Whenever a band announces they are releasing a new album, fans respond with excitement that is half anticipation, half fear. These emotions were at their peak when Mumford and Sons announced Wilder Mind, their first new album since 2012. Since their last release, Babel, there had been doubt on whether or not there would be another album. Bassist Ted Dwayne had become very ill and the band took an indefinite hiatus. Needless to say, it was a very welcome surprise to hear of the new album. Like with every other band that has created great records,a new album poses the question; can they do it again? Unlike every other band, this new record is even more terrifying to fans because the band is completely dropping their acoustic instruments. For a band that has built their fame on banjos, beards, and upright basses, it is shocking to hear that Wilder Mind will be completely electric. As an avid fan myself, I shared these fears. Until, of course, I bought the album Tuesday.
There is no denying the drastic differences between Wilder Mind and their previous albums, Babel and Sigh No More. It is entirely electric, where before it was acoustic, but the changes in instrumentation do not take away from the fact that Mumford and Sons continues to create excellent music. The tracks on Wilder Mind follow a typical Mumford-theme. The majority of them begin slowly and then build up as the song goes on, with a loud and harmonized chorus, while finishing on the slow-pace of the beginning. Only this time, the rise of the songs becomes more intense with the aid of drums. A major strength of the album is its ability to have space within the songs. It no longer has the sound of folk music, but a spacious sound, like that of Led Zeppelin or the Killers.

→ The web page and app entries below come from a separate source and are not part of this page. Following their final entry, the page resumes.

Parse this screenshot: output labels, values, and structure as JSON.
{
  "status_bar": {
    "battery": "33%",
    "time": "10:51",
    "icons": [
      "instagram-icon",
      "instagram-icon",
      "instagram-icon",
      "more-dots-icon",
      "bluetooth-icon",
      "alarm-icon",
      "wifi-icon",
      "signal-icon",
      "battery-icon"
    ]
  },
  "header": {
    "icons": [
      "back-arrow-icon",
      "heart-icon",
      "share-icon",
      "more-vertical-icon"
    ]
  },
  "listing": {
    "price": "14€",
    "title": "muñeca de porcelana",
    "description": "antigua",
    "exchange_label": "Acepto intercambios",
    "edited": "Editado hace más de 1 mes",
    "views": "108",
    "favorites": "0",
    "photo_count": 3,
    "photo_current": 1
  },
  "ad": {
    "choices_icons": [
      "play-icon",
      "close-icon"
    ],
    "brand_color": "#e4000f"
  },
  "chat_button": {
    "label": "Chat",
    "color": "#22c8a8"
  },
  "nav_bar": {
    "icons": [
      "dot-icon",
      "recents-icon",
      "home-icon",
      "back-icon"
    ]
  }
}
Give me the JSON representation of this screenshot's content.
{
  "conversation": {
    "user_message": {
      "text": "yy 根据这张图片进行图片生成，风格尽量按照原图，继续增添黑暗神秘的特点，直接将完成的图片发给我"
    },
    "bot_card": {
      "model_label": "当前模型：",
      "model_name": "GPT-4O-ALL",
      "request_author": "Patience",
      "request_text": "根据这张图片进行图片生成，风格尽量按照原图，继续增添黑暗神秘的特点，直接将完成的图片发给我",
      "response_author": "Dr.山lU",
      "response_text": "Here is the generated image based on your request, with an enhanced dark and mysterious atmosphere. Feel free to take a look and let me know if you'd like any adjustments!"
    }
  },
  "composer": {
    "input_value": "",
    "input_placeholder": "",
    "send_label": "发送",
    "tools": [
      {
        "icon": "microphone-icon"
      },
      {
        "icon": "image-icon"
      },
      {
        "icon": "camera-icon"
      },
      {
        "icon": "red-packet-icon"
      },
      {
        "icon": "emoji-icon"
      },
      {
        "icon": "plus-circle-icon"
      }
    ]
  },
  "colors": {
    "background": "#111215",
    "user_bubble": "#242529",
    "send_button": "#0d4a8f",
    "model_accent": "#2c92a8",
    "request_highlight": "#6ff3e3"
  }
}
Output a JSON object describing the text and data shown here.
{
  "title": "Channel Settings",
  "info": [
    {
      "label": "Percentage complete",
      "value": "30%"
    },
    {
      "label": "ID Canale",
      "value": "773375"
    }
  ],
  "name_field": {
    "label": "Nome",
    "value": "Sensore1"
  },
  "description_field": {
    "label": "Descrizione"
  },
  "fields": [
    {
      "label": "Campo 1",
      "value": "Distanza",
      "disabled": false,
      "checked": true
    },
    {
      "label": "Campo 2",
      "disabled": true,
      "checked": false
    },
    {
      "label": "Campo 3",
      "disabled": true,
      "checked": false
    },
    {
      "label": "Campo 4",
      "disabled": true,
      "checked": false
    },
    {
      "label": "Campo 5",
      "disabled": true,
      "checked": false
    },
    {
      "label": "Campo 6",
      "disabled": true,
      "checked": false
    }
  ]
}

To those who have not yet heard the album and are fearful of the change, I’d say that much of the music still holds the soul that we first heard in Sigh No More. The lyrics are equally as powerful and address the same themes of love and personal struggle. Although the album is electric, the musicianship is as evident as it ever was. It did not suddenly turn into a DJ pressing buttons, as I fearfully anticipated, but excellent music with electric guitars and keyboards. It seems to me that this is the fear of rock and roll fans today. When we hear electric, we fear the worst. We imagine overly manufactured and processed sounds that lose the heart of the music that we once fell in love with. Wilder Mind reminds us that this does not always have to be the case.